Author John Cech
Air Date 12/5/2001

Harold Bloom’s Stories and Poems Transcript

If you’ re looking for a book that will tone both your own and your children’s biceps and intellects, you’ll want to take a good long look at Harold Bloom’s new volume, Stories and Poems for Extremely Intelligent Children of All Ages. This may sound just a tad pretentious and elitist. And it is. Professor Bloom, the well-known literary critic, has given us a weighty collection of works by some famous, some obscure authors, from the Renaissance to around the 1920s, that a child might read — if that child were a lot like Harold Bloom and preferred, say, Thomas Love Peacock’s “The Song of the Four Winds” or the anonymous ballad, “The Lincolnshire Poacher” to Maurice Sendak’s “Chicken Soup with Rice,” or Dr. Seuss’s The Lorax.
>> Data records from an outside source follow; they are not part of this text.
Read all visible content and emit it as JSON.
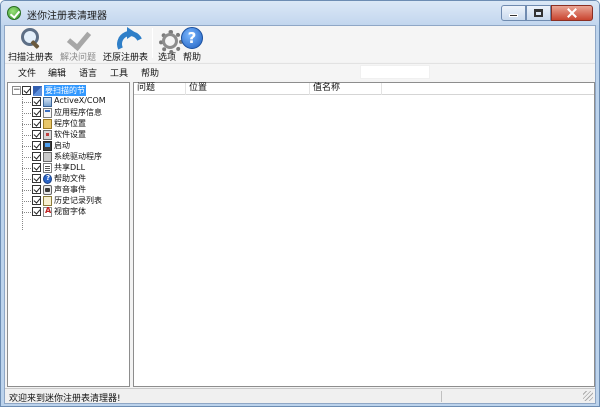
{
  "window": {
    "title": "迷你注册表清理器"
  },
  "toolbar": {
    "scan": "扫描注册表",
    "fix": "解决问题",
    "restore": "还原注册表",
    "options": "选项",
    "help": "帮助"
  },
  "menu": {
    "file": "文件",
    "edit": "编辑",
    "language": "语言",
    "tools": "工具",
    "help": "帮助"
  },
  "tree": {
    "root": "要扫描的节",
    "items": [
      {
        "label": "ActiveX/COM",
        "icon": "activex-icon",
        "checked": true
      },
      {
        "label": "应用程序信息",
        "icon": "app-info-icon",
        "checked": true
      },
      {
        "label": "程序位置",
        "icon": "program-location-icon",
        "checked": true
      },
      {
        "label": "软件设置",
        "icon": "software-settings-icon",
        "checked": true
      },
      {
        "label": "启动",
        "icon": "startup-icon",
        "checked": true
      },
      {
        "label": "系统驱动程序",
        "icon": "system-driver-icon",
        "checked": true
      },
      {
        "label": "共享DLL",
        "icon": "shared-dll-icon",
        "checked": true
      },
      {
        "label": "帮助文件",
        "icon": "help-file-icon",
        "checked": true
      },
      {
        "label": "声音事件",
        "icon": "sound-event-icon",
        "checked": true
      },
      {
        "label": "历史记录列表",
        "icon": "history-list-icon",
        "checked": true
      },
      {
        "label": "视窗字体",
        "icon": "windows-font-icon",
        "checked": true
      }
    ]
  },
  "list": {
    "columns": [
      "问题",
      "位置",
      "值名称"
    ]
  },
  "status": {
    "text": "欢迎来到迷你注册表清理器!"
  },
  "colors": {
    "selection": "#3399ff",
    "titlebar": "#c2d6ee",
    "close": "#c9442f"
  }
}
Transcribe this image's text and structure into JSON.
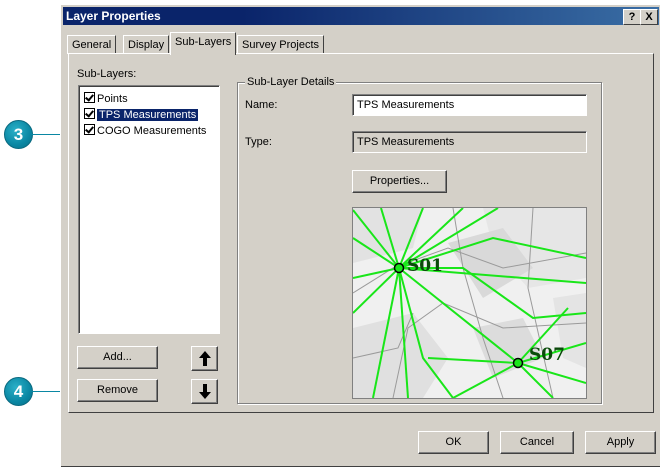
{
  "window": {
    "title": "Layer Properties",
    "help_btn": "?",
    "close_btn": "X"
  },
  "tabs": [
    {
      "label": "General",
      "active": false
    },
    {
      "label": "Display",
      "active": false
    },
    {
      "label": "Sub-Layers",
      "active": true
    },
    {
      "label": "Survey Projects",
      "active": false
    }
  ],
  "sublayers": {
    "label": "Sub-Layers:",
    "items": [
      {
        "label": "Points",
        "checked": true,
        "selected": false
      },
      {
        "label": "TPS Measurements",
        "checked": true,
        "selected": true
      },
      {
        "label": "COGO Measurements",
        "checked": true,
        "selected": false
      }
    ],
    "add_label": "Add...",
    "remove_label": "Remove",
    "up_icon": "arrow-up-icon",
    "down_icon": "arrow-down-icon"
  },
  "details": {
    "group_label": "Sub-Layer Details",
    "name_label": "Name:",
    "name_value": "TPS Measurements",
    "type_label": "Type:",
    "type_value": "TPS Measurements",
    "properties_label": "Properties...",
    "preview": {
      "station_a": "S01",
      "station_b": "S07",
      "line_color": "#19e619"
    }
  },
  "footer": {
    "ok_label": "OK",
    "cancel_label": "Cancel",
    "apply_label": "Apply"
  },
  "callouts": [
    {
      "number": "3"
    },
    {
      "number": "4"
    }
  ]
}
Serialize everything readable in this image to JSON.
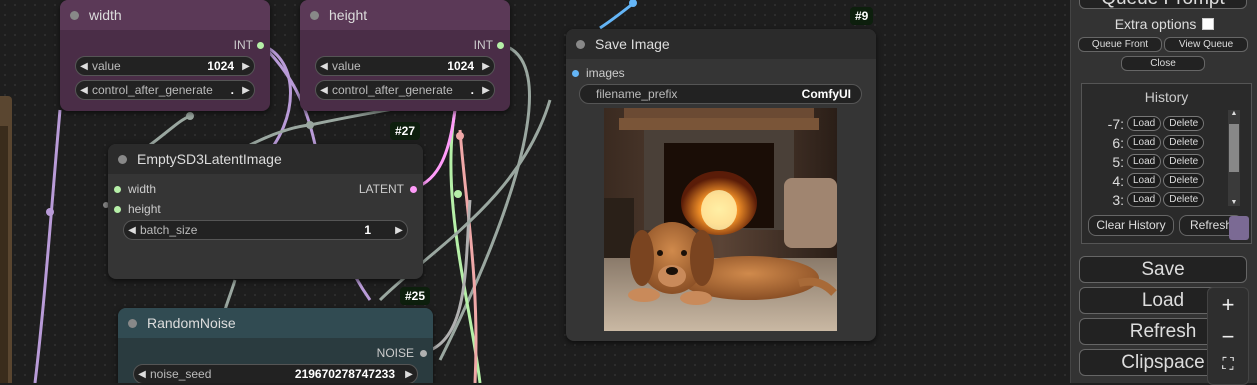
{
  "nodes": {
    "width": {
      "title": "width",
      "out_type": "INT",
      "value_label": "value",
      "value": "1024",
      "control_label": "control_after_generate",
      "control_value": "."
    },
    "height": {
      "title": "height",
      "out_type": "INT",
      "value_label": "value",
      "value": "1024",
      "control_label": "control_after_generate",
      "control_value": "."
    },
    "empty_latent": {
      "id": "#27",
      "title": "EmptySD3LatentImage",
      "in_width": "width",
      "in_height": "height",
      "out_type": "LATENT",
      "batch_label": "batch_size",
      "batch_value": "1"
    },
    "random_noise": {
      "id": "#25",
      "title": "RandomNoise",
      "out_type": "NOISE",
      "seed_label": "noise_seed",
      "seed_value": "219670278747233"
    },
    "save_image": {
      "id": "#9",
      "title": "Save Image",
      "in_images": "images",
      "prefix_label": "filename_prefix",
      "prefix_value": "ComfyUI"
    }
  },
  "panel": {
    "queue_prompt": "Queue Prompt",
    "extra_options": "Extra options",
    "queue_front": "Queue Front",
    "view_queue": "View Queue",
    "close": "Close",
    "history_title": "History",
    "history": [
      {
        "num": "-7:",
        "load": "Load",
        "delete": "Delete"
      },
      {
        "num": "6:",
        "load": "Load",
        "delete": "Delete"
      },
      {
        "num": "5:",
        "load": "Load",
        "delete": "Delete"
      },
      {
        "num": "4:",
        "load": "Load",
        "delete": "Delete"
      },
      {
        "num": "3:",
        "load": "Load",
        "delete": "Delete"
      }
    ],
    "clear_history": "Clear History",
    "refresh_small": "Refresh",
    "save": "Save",
    "load": "Load",
    "refresh": "Refresh",
    "clipspace": "Clipspace"
  },
  "colors": {
    "int_wire": "#b99bd8",
    "latent": "#ff9cf9",
    "noise": "#b0b0b0",
    "image": "#64b5f6",
    "badge_bg": "#0d1f0d"
  },
  "icons": {
    "zoom_in": "+",
    "zoom_out": "−",
    "fit": "⛶",
    "prev": "◀",
    "next": "▶"
  }
}
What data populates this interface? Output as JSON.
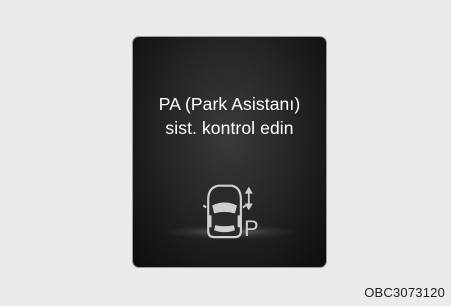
{
  "display": {
    "message_line_1": "PA (Park Asistanı)",
    "message_line_2": "sist. kontrol edin",
    "indicator_letter": "P",
    "icons": [
      "car-top-view-icon",
      "up-down-arrow-icon"
    ]
  },
  "image_code": "OBC3073120",
  "colors": {
    "page_background": "#ebebeb",
    "display_background": "#1a1a1a",
    "text": "#ffffff",
    "icon": "#cfcfcf"
  }
}
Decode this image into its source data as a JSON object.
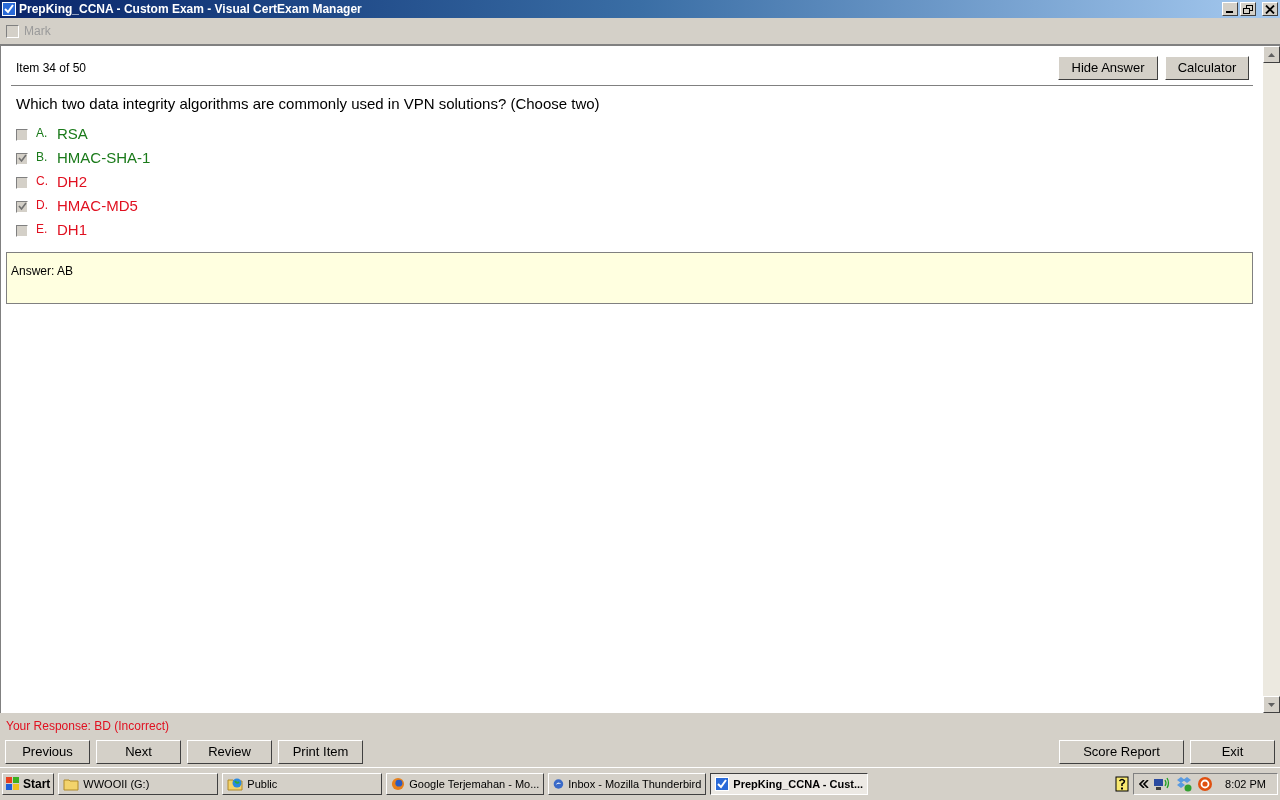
{
  "window": {
    "title": "PrepKing_CCNA - Custom Exam - Visual CertExam Manager"
  },
  "mark": {
    "label": "Mark",
    "checked": false,
    "disabled": true
  },
  "item_counter": "Item 34 of 50",
  "top_buttons": [
    "Hide Answer",
    "Calculator"
  ],
  "question": "Which two data integrity algorithms are commonly used in VPN solutions? (Choose two)",
  "options": [
    {
      "letter": "A.",
      "text": "RSA",
      "checked": false,
      "color": "#1a7a1a"
    },
    {
      "letter": "B.",
      "text": "HMAC-SHA-1",
      "checked": true,
      "color": "#1a7a1a"
    },
    {
      "letter": "C.",
      "text": "DH2",
      "checked": false,
      "color": "#e01020"
    },
    {
      "letter": "D.",
      "text": "HMAC-MD5",
      "checked": true,
      "color": "#e01020"
    },
    {
      "letter": "E.",
      "text": "DH1",
      "checked": false,
      "color": "#e01020"
    }
  ],
  "answer": "Answer: AB",
  "response": "Your Response: BD (Incorrect)",
  "nav_buttons": [
    "Previous",
    "Next",
    "Review",
    "Print Item"
  ],
  "right_buttons": [
    "Score Report",
    "Exit"
  ],
  "taskbar": {
    "start": "Start",
    "items": [
      {
        "label": "WWOOII (G:)",
        "kind": "folder",
        "selected": false
      },
      {
        "label": "Public",
        "kind": "globe",
        "selected": false
      },
      {
        "label": "Google Terjemahan - Mo...",
        "kind": "firefox",
        "selected": false
      },
      {
        "label": "Inbox - Mozilla Thunderbird",
        "kind": "mail",
        "selected": false
      },
      {
        "label": "PrepKing_CCNA - Cust...",
        "kind": "check",
        "selected": true
      }
    ],
    "clock": "8:02 PM"
  }
}
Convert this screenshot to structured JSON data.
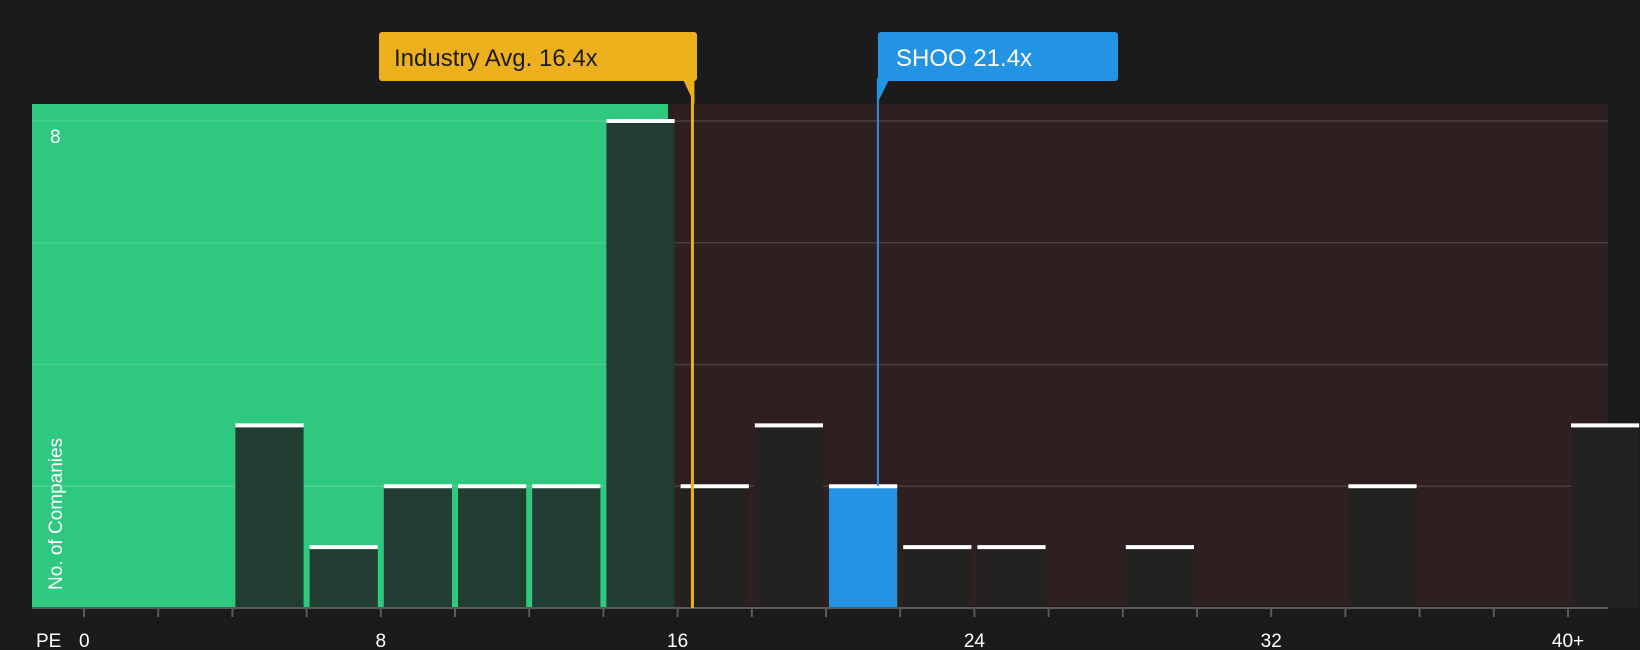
{
  "chart_data": {
    "type": "bar",
    "xlabel": "PE",
    "ylabel": "No. of Companies",
    "x_ticks": [
      "0",
      "8",
      "16",
      "24",
      "32",
      "40+"
    ],
    "y_tick": "8",
    "ylim": [
      0,
      8
    ],
    "grid": true,
    "bin_width": 2,
    "bins": [
      {
        "x_start": 0,
        "count": 0
      },
      {
        "x_start": 2,
        "count": 0
      },
      {
        "x_start": 4,
        "count": 3
      },
      {
        "x_start": 6,
        "count": 1
      },
      {
        "x_start": 8,
        "count": 2
      },
      {
        "x_start": 10,
        "count": 2
      },
      {
        "x_start": 12,
        "count": 2
      },
      {
        "x_start": 14,
        "count": 8
      },
      {
        "x_start": 16,
        "count": 2
      },
      {
        "x_start": 18,
        "count": 3
      },
      {
        "x_start": 20,
        "count": 2,
        "highlight": true
      },
      {
        "x_start": 22,
        "count": 1
      },
      {
        "x_start": 24,
        "count": 1
      },
      {
        "x_start": 26,
        "count": 0
      },
      {
        "x_start": 28,
        "count": 1
      },
      {
        "x_start": 30,
        "count": 0
      },
      {
        "x_start": 32,
        "count": 0
      },
      {
        "x_start": 34,
        "count": 2
      },
      {
        "x_start": 36,
        "count": 0
      },
      {
        "x_start": 38,
        "count": 0
      },
      {
        "x_start": 40,
        "count": 3
      }
    ],
    "industry_avg": {
      "value": 16.4,
      "label": "Industry Avg. 16.4x"
    },
    "company": {
      "value": 21.4,
      "label": "SHOO 21.4x"
    },
    "good_zone_max": 16.4,
    "colors": {
      "background": "#1b1b1b",
      "good_zone": "#2ec87e",
      "bad_zone": "#2e1f20",
      "bar_dark": "#213d32",
      "bar_neutral": "#242121",
      "bar_highlight": "#2394e3",
      "industry": "#ecb01c",
      "company": "#2394e3",
      "cap": "#ffffff"
    }
  }
}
Professor Bloom is quite forthright in his denunciation of what he calls in his introduction to the book “the category of ‘Children’s Literature'” because, he writes, it is too often today (quote) “a mask for the dumbing down that is destroying our literary culture.” He goes on: ” Most of what is now commercially offered as children’s literature would be inadequate fare for any reader of any age at any time.” Now, that’s quite a sweeping generalization, and is certain to have a good number of contemporary writers of works for children of any age crying “foul.” Not that there isn’t something to be said for keeping many of the works of English and American literature, like those collected in this book, in print and thus available to children — works by G. K. Chesterton and John Clare, William Morris and Lafcadio Hearn, Catherine Sinclair and Elizabeth Barret Browning. To be sure, they are part of our literary heritage. But what Professor Bloom does not wish to acknowledge is that cultures, literary or otherwise, do not remain fixed forever; they’re complex, changing organisms — like the people who create them. Especially the young people, who will still be extremely intelligent even though they may not be reading Tennyson and Turgenyev. Which is why, of course, one also wants to have this volume around — so that these works, a little dusty from all their travels, can arrive, rapping at the doors of the imagination, patiently waiting to be heard, above the sound of the rap.

Posted in Literature